Delay to green subsidies puts Britain’s renewable energy investment in doubt
Britain’s Tory-led government claims to be as Green as grass but we may be seeing a bit of passive resistance to Greenie demands now. Big whine from the “Guardian” below
Investment in the UK’s renewable energy infrastructure has been thrown into doubt as an urgent review into the subsidy regime has been delayed.
Renewable energy companies are concerned that the delay of Renewables Obligation Certificate (ROC) reforms – promised this year by the government – will prompt a rethink of the investment plans. The review is crucial for investors as they are currently unable to make long-term business plans without knowing how much support they are likely to receive in future.
Chris Moore, director at biomass plant developer MGT Power, said the delay meant investors were not moving ahead with potential projects. He said: “This is a problem for renewable businesses, and it’s very damaging for UK plc. All of renewable energy investment is effectively on hold until the government sorts out the review and its plans.”
Gaynor Hartnell, chief executive of the Renewable Energy Association, said the trade body had been “inundated” with inquiries over when the review might take place.
Key to the review is how the subsidies will be “banded”, whereby some forms of energy will receive greater support – which comes ultimately from consumer energy bills, rather than government coffers – than others. A new regime would also be expected to provide more targeted support for new technologies.
Last December, the government recognised the need for an urgent review when it brought forward the consultation by a year.

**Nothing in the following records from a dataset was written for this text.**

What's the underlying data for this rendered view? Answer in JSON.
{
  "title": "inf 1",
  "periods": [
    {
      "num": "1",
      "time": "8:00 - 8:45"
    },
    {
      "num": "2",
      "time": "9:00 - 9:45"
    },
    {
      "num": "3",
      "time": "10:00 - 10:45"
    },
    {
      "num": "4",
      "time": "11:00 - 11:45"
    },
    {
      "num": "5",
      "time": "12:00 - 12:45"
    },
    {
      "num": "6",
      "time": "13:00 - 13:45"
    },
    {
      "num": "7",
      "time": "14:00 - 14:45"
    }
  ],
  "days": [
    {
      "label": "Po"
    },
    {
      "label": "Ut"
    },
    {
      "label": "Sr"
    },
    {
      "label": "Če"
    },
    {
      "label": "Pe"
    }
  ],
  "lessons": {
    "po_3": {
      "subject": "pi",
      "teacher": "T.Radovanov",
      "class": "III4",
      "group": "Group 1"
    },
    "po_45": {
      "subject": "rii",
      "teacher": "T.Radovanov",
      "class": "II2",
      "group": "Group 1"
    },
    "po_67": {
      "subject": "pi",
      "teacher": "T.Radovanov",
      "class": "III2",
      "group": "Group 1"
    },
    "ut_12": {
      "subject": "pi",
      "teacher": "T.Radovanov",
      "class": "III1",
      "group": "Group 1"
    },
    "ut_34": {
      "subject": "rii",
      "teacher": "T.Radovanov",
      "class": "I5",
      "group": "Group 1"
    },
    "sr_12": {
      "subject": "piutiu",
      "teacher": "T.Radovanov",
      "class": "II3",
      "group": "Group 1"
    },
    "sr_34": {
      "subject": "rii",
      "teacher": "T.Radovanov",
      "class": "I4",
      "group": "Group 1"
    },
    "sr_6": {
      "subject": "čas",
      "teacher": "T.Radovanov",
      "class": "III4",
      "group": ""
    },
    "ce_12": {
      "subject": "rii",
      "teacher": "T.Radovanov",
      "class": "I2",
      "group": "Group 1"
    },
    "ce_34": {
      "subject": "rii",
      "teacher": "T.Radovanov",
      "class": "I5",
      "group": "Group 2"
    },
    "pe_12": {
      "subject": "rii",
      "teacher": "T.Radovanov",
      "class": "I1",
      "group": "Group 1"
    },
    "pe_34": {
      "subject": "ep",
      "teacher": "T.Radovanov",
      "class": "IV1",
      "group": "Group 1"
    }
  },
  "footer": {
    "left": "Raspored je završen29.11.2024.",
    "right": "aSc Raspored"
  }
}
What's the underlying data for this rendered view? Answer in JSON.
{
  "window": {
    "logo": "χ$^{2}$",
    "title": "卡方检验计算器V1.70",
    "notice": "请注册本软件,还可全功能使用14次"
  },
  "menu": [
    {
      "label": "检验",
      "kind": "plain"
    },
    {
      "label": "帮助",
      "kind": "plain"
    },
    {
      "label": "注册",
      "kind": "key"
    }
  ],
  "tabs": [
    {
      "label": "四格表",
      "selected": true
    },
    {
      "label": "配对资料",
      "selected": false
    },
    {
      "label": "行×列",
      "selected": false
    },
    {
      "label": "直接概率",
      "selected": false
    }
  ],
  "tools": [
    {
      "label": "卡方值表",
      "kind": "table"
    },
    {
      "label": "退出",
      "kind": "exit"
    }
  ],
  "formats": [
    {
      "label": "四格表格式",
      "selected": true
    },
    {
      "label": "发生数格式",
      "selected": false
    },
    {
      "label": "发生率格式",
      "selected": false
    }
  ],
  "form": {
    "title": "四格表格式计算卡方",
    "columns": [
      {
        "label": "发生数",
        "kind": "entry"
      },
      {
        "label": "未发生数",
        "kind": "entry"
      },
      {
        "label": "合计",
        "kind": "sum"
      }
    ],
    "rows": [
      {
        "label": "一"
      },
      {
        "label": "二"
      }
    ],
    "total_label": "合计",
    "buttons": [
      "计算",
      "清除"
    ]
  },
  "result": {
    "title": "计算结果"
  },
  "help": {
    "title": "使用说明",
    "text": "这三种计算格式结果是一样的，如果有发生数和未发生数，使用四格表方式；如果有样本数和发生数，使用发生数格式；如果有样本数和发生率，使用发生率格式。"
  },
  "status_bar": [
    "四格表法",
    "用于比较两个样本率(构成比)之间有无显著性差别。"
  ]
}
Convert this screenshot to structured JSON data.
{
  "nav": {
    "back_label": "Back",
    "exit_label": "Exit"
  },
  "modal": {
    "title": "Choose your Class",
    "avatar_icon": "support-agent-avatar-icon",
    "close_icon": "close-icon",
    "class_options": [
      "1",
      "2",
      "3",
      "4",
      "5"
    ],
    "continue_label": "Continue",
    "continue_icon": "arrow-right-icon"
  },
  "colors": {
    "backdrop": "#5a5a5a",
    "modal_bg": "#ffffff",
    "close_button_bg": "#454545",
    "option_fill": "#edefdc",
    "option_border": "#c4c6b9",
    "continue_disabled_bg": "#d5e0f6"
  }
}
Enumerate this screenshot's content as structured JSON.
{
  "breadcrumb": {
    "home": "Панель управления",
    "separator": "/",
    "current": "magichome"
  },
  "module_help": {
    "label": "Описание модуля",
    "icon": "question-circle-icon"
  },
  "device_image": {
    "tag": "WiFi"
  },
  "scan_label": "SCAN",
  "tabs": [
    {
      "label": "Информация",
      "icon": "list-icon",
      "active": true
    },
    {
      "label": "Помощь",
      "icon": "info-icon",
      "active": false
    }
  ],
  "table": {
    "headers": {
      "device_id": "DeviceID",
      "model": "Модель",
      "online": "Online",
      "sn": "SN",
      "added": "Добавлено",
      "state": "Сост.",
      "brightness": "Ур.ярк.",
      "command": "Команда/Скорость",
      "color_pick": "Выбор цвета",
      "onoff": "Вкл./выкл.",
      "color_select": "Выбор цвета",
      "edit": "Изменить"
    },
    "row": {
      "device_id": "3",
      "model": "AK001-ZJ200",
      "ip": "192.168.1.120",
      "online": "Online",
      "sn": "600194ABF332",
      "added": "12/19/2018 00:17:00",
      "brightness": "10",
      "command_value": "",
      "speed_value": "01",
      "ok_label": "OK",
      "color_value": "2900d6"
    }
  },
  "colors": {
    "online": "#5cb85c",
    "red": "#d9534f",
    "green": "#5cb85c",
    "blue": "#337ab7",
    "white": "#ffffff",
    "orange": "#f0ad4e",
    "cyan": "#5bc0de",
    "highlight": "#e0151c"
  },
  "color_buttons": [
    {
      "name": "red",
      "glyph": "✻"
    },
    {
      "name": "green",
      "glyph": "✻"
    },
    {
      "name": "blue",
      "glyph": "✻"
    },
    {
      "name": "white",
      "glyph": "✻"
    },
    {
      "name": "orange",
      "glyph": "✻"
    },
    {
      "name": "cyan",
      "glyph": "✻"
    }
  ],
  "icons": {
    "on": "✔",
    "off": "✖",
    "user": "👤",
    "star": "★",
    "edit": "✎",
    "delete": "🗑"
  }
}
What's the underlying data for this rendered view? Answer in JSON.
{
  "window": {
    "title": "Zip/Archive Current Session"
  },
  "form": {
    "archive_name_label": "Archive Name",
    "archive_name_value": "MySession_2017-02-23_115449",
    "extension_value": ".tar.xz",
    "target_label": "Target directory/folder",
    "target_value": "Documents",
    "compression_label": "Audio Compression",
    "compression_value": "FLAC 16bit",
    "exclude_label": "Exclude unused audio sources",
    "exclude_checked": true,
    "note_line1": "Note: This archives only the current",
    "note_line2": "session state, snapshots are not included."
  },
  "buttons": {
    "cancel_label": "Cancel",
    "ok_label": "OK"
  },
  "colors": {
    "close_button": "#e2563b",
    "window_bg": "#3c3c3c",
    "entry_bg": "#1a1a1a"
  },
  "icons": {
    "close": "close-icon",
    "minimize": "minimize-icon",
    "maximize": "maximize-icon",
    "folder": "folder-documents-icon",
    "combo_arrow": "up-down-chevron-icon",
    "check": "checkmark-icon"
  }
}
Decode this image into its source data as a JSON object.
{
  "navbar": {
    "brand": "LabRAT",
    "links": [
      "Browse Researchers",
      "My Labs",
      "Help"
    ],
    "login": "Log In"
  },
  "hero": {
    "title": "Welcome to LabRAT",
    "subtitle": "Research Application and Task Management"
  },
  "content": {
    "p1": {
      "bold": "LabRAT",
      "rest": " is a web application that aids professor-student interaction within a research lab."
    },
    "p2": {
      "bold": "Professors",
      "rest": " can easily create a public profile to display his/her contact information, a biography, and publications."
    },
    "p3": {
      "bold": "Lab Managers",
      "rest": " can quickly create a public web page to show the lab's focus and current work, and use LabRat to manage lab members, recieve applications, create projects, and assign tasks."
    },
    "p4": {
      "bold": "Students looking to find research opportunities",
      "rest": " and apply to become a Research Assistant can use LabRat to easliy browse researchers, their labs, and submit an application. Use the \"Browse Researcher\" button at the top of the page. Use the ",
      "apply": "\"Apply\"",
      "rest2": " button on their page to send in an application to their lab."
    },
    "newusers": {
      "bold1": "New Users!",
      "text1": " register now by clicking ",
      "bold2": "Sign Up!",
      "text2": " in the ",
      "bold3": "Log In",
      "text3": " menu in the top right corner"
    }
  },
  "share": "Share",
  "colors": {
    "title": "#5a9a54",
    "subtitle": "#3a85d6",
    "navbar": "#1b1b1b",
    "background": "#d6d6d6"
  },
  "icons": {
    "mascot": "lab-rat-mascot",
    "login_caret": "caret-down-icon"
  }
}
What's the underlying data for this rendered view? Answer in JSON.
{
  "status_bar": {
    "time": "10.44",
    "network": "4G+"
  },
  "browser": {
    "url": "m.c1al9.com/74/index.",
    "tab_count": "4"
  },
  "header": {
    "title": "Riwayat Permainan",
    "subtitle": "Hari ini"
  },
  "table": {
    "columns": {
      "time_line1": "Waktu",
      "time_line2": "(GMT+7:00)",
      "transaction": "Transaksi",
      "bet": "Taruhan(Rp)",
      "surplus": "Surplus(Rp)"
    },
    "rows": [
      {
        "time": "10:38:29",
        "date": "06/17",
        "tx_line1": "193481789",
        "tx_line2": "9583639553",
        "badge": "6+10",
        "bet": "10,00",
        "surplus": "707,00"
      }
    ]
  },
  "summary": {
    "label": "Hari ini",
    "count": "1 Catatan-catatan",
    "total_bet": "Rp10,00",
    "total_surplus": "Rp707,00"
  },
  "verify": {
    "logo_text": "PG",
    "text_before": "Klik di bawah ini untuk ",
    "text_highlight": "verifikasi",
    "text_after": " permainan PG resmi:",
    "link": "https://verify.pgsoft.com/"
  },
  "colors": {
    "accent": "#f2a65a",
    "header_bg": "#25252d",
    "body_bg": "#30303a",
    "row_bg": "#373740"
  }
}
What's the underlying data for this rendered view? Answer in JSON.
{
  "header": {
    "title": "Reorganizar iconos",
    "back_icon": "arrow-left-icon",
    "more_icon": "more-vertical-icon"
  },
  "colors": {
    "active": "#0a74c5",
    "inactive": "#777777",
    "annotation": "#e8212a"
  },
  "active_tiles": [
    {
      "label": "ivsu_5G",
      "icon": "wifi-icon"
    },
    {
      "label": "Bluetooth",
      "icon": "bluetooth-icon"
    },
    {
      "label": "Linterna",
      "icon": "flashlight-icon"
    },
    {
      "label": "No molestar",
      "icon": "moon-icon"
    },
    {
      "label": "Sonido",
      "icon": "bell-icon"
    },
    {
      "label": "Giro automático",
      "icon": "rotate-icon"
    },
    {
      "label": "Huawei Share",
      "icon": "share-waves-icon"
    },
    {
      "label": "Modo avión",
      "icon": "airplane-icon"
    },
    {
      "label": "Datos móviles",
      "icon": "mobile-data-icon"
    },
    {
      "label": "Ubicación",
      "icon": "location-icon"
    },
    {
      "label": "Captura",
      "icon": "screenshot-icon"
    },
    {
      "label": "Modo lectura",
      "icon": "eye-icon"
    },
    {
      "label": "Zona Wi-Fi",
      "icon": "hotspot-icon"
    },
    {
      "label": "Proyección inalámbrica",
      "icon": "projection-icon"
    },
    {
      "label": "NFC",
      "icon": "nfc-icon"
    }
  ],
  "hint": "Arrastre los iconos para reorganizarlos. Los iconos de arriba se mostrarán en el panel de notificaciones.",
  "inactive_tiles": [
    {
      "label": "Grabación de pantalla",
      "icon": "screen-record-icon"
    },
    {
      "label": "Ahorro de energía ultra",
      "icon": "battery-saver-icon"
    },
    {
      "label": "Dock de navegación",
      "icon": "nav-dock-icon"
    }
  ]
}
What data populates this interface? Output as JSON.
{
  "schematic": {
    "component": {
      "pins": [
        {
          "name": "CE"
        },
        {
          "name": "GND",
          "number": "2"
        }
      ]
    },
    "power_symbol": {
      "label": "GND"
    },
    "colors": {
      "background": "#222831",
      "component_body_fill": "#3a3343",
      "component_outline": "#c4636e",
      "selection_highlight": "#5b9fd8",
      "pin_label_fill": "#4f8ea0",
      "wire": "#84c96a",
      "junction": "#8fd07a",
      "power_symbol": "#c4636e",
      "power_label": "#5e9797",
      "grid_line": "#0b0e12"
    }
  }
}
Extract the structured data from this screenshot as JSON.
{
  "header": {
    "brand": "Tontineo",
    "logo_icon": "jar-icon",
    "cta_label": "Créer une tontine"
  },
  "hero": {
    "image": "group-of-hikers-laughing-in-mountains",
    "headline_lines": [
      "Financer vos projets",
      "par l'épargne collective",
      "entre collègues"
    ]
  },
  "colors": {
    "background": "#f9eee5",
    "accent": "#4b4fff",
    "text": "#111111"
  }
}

Charles Hendry, energy minister, said then that a consultation on ROCs would be carried out over the summer, and that by autumn this year, new plans for the subsidies would be confirmed.
At the time, the Department of Energy and Climate Change (DECC) acknowledged: “Under the previous timetable, investors would not have known for certain what support they could have expected to receive until autumn 2012 at the earliest. The government was concerned this might delay early investment in certain technologies and hinder the UK’s ability to meet our European Union energy target for 15% of energy to come from renewable sources by 2020.”
In accelerating the review, the government said it would “give investors and developers greater certainty, and the confidence to help bring forward the scale of renewable development needed to deliver the EU target, and other important energy and climate change objectives”.
This timetable is now impossible to stick to. The consultation will take 12 weeks, as is standard. However, even if the review were to begin immediately, it could not be completed before the end of this parliamentary term. Investors are concerned that this could be the start of a longer delay.
Most at risk are biomass projects, generating electricity from wood and waste byproducts. Several of these are on hold because at current rates of subsidy, they would be uneconomic, and companies are calling on the government to correct this problem. This summer Dorothy Thompson, chief executive of Drax, which was planning to burn more biomass than coal in its massive power station, told the Guardian these plans were in jeopardy because of the government’s failure to clarify the subsidies.
DECC said an announcement would be made “shortly” but could provide no further details.
Ministers are thought to be wary of attracting attention to the level of subsidies for green electricity, after a spate of reports in sections of the media and on the right of the Tory party criticising renewable subsidies as a component in energy prices.